The Lab has begun the search for a permanent ALS director. It is a very attractive position, and I have no doubt that the Lab will be successful in its search, especially since ALS is in a very strong position going forward. Over the last few years, we developed many important new beamline projects, the last of which will be commissioned in the next year or two. We also expanded operations and improved the light source, with the most dramatic planned upgrade (ALS-U) receiving the first step in approval from the Department of Energy last year. Importantly, our recent triennial review by the DOE was extremely positive. In addition to providing several recommendations, the review noted ALS’s high productivity, continued growth, and leadership in many areas of science.
Of course, the people of ALS make all the difference, especially in partnering with, and enabling the scientific programs of, our thousands of creative users. Perhaps my most important contribution has been hiring capable and collegial people to continue our tradition of exceptional operations. When I became involved with ALS, the staff included such managers as Janos Kirz, Neville Smith, Liz Moxon, David Robin, Gary Krebs, Ben Feinberg, and Jerry Kekos, together with many, many others, including those who have continued to support ALS for years, such as Steve Rossi, Howard Padmore, and Zahid Hussain, and those who advised me, like Jim Krupnick and Pat Oddone. Of course, we inevitably need to replace ourselves, as well as give others the opportunity to work at ALS. With the subsequent hiring of leaders like Jim Floyd, Steve Kevan, Ashley White, Fernando Sannibale, Sue Bailey, Banda, Scott Taylor, Jeremy Coyne, and of course my amazing assistant Yeen Mankin—and also many great scientific, technical and administrative staff including those in our matrixed divisions—we have continued to support folks and renew ourselves by engaging terrific new colleagues.

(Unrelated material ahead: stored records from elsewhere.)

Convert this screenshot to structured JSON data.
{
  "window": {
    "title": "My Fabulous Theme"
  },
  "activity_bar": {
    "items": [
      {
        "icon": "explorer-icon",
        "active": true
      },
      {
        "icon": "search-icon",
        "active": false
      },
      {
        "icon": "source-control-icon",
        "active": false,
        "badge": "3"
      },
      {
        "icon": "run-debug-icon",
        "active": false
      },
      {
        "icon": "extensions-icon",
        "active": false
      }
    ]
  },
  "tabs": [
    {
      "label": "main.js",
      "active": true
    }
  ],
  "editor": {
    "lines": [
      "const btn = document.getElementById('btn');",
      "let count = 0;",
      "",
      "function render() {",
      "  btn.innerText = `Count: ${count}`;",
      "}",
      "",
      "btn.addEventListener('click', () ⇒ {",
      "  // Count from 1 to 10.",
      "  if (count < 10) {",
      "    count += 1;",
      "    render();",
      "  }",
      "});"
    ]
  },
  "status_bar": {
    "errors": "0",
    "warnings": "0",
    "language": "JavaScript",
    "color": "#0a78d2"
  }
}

I want to sincerely thank all of my friends at ALS for their dedication to our mission, their caring style, and their hard work. I greatly enjoyed my decade-plus at ALS, and will look forward to following the inevitable future successes of our community.